* For an urgent government action for the transformation of the production model.

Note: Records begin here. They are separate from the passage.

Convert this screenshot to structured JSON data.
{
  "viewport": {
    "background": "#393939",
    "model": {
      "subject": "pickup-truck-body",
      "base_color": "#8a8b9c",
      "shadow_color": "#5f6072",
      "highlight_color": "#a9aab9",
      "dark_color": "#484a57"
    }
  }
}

Let’s leave destructive, productivist agriculture behind and make progress toward agricultural ecology and sustainable family farming.
* For the defense of the culture of our people, which is our people’s heritage and a source of resistance to imposed “cultures.”
* The reduction of women to sexual objects and commodities by the media of mass deformation (e.g., through reguetón lyrics).
* The situation of over 200 widowed campesinas and their orphaned children, whose fallen compañeros were killed in the struggle against latifundia, at the murderous hands of hired assassins and paramilitaries allied with landowners.
* The expulsion of Yukpa, Barí, and Wayuú women, men, and children form their territory in the Perijá mountain range (among other indigenous communities in this country) by landowners and by a developmentalist conception of the occupation of space.
* The failure to comply with the Commission on Land Demarcation, favoring the interests of multinational mining corporations and ignoring the indigenous peoples’ self-demarcation of territories.
* Indiscriminate evictions in our cities, which violently take the right to homes and shelters away from women — even pregnant women — and their families.
* The institutions of higher education and their alliance with transnational corporations which produce professionals complicit in the deaths and diseases due the development of monocultures with pesticides that poison the mother earth and her children — us.
* The dismissal of women from their jobs by Antonio Ledezma, the opposition mayor of Metropolitan Calacas.
* Domestic violence, the suffering hidden by the demagogy of the conservative bourgeois society.
* The Catholic Church for its support of the rapist Nixon Moreno.
* The presence of patriarchy in our daily lives, which manifests itself among our compañeros and even women who copy the machista model.
* The men who are unable to express affection, solidarity, consideration, cooperation, and respect among others.
* Corruption and the bureaucratic red tape that prevent the transformation of the bourgeois state into a socialist state.
* The violence of the empire in all corners of the world, in Palestine and in our continent, and its plots implemented by its lackeys, manipulating students, even those from our barrios and villages.
Convenors: FNCEZ, La Via Campesina, CTU, M.P.R Fogata, Pachamama Collective, the Committee for the Popular University, SURCO-DP Collective, National Coordination of Undergraduate Education in the Department of Political Science and Government at the Bolivarian University of Venezuela, Marea Socialista (Socialist Tide), Voces Latentes (Latent Voices), Argimiro Gabaldón Socialist Commune, “Sin Techo” (Homeless) Movement, the Committee in Support of the Eighth of March, and many others.